* **ACTION ITEM**
All lines below must be repeated exactly, with the pictures omitted.

Component data from apps and pages

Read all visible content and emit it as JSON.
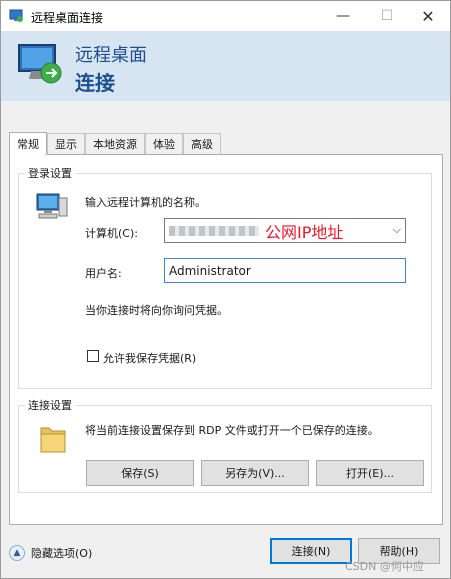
{
  "window": {
    "title": "远程桌面连接",
    "min": "—",
    "max": "☐",
    "close": "✕"
  },
  "banner": {
    "line1": "远程桌面",
    "line2": "连接"
  },
  "tabs": [
    "常规",
    "显示",
    "本地资源",
    "体验",
    "高级"
  ],
  "login": {
    "group_title": "登录设置",
    "prompt": "输入远程计算机的名称。",
    "computer_label": "计算机(C):",
    "computer_value": "公网IP地址",
    "username_label": "用户名:",
    "username_value": "Administrator",
    "note": "当你连接时将向你询问凭据。",
    "allow_save_label": "允许我保存凭据(R)",
    "allow_save_checked": false
  },
  "connection": {
    "group_title": "连接设置",
    "description": "将当前连接设置保存到 RDP 文件或打开一个已保存的连接。",
    "save": "保存(S)",
    "save_as": "另存为(V)...",
    "open": "打开(E)..."
  },
  "footer": {
    "toggle_label": "隐藏选项(O)",
    "connect": "连接(N)",
    "help": "帮助(H)",
    "watermark": "CSDN @何中应"
  },
  "colors": {
    "accent": "#0078d7",
    "banner_text": "#1e4f8f",
    "annotation_red": "#e8182c"
  }
}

* **RESPONSE**
Read all visible content and emit it as JSON.
{
  "window": {
    "title": "远程桌面连接",
    "min": "—",
    "max": "☐",
    "close": "✕"
  },
  "banner": {
    "line1": "远程桌面",
    "line2": "连接"
  },
  "tabs": [
    "常规",
    "显示",
    "本地资源",
    "体验",
    "高级"
  ],
  "login": {
    "group_title": "登录设置",
    "prompt": "输入远程计算机的名称。",
    "computer_label": "计算机(C):",
    "computer_value": "公网IP地址",
    "username_label": "用户名:",
    "username_value": "Administrator",
    "note": "当你连接时将向你询问凭据。",
    "allow_save_label": "允许我保存凭据(R)",
    "allow_save_checked": false
  },
  "connection": {
    "group_title": "连接设置",
    "description": "将当前连接设置保存到 RDP 文件或打开一个已保存的连接。",
    "save": "保存(S)",
    "save_as": "另存为(V)...",
    "open": "打开(E)..."
  },
  "footer": {
    "toggle_label": "隐藏选项(O)",
    "connect": "连接(N)",
    "help": "帮助(H)",
    "watermark": "CSDN @何中应"
  },
  "colors": {
    "accent": "#0078d7",
    "banner_text": "#1e4f8f",
    "annotation_red": "#e8182c"
  }
}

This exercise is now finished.